An order known as an automatic stay is put in place when a person files bankruptcy. This makes it illegal for creditors to continue collections activities while a debtor is in active bankruptcy. The end goal is for all accounts to be current, and in good standing, at the completion of a Chapter 13 plan.

When a Chapter 13 petition is completed and filed with the proper district, a bankruptcy trustee will be assigned to the case. A Trustee is tasked with the duties of determining account statuses, types of debt, and validity. Amounts owed are then divided by type. The first types of claims to be paid are known as priority claims. They include items such as tax debt or child support, and hold priority status over all other debts.

In other words, they move to the front of the line and get paid first. Next to be factored into payments are the secured creditors. These will include items such as mortgages or vehicle loans. This is the section of a Chapter 13 plan where past due mortgage payments will be factored in to >.
Secured debts are any loans that are secured by collateral. A debtor is not required to retain possession of these items, and may choose to surrender them in full satisfaction of a secured debt. For example, a vehicle may be returned to a dealership, or a mortgage lender may be allowed to complete foreclosure. These creditors would then be allowed to file unsecured claims for any deficient balance on the account.

>Lastly, unsecured creditors are considered. They will only be paid a percentage of what they are owed, based on what a debtor can afford after all priority and secured debts are paid each month. Sometimes, there is nothing remaining, and an unsecured creditor may receive zero percent. In this case, a debtor would no longer be liable for any portion of that debt once a Chapter 13 discharge was received upon plan completion.
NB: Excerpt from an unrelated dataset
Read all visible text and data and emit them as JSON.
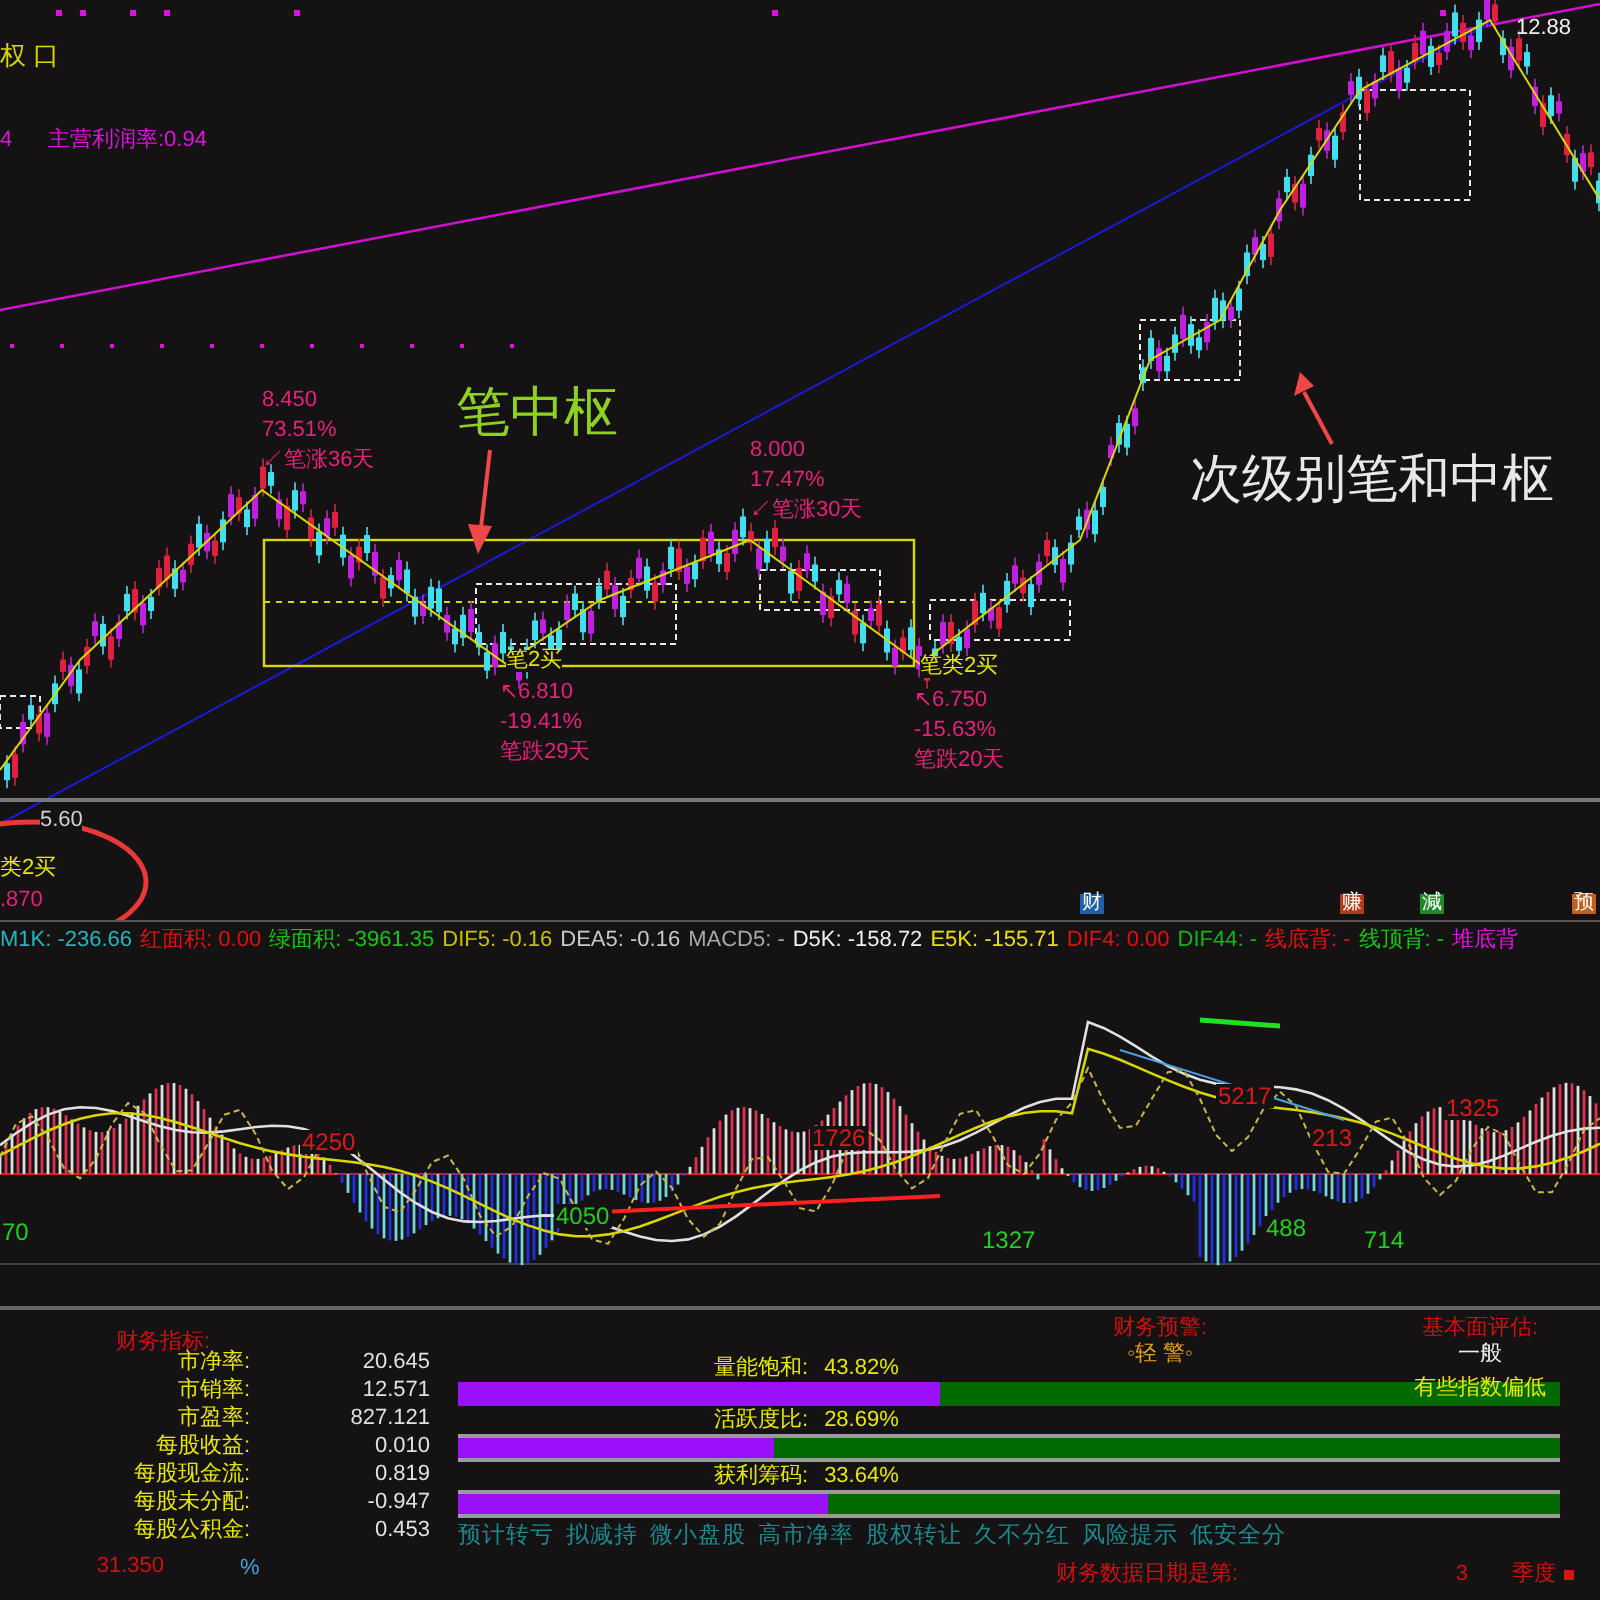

Chapter 13 bankruptcies are a complicated, but useful tactic in preventing foreclosure of property. Consulting with an experienced bankruptcy attorney is highly recommended due to the complex, multiple issues that can arise in these matters.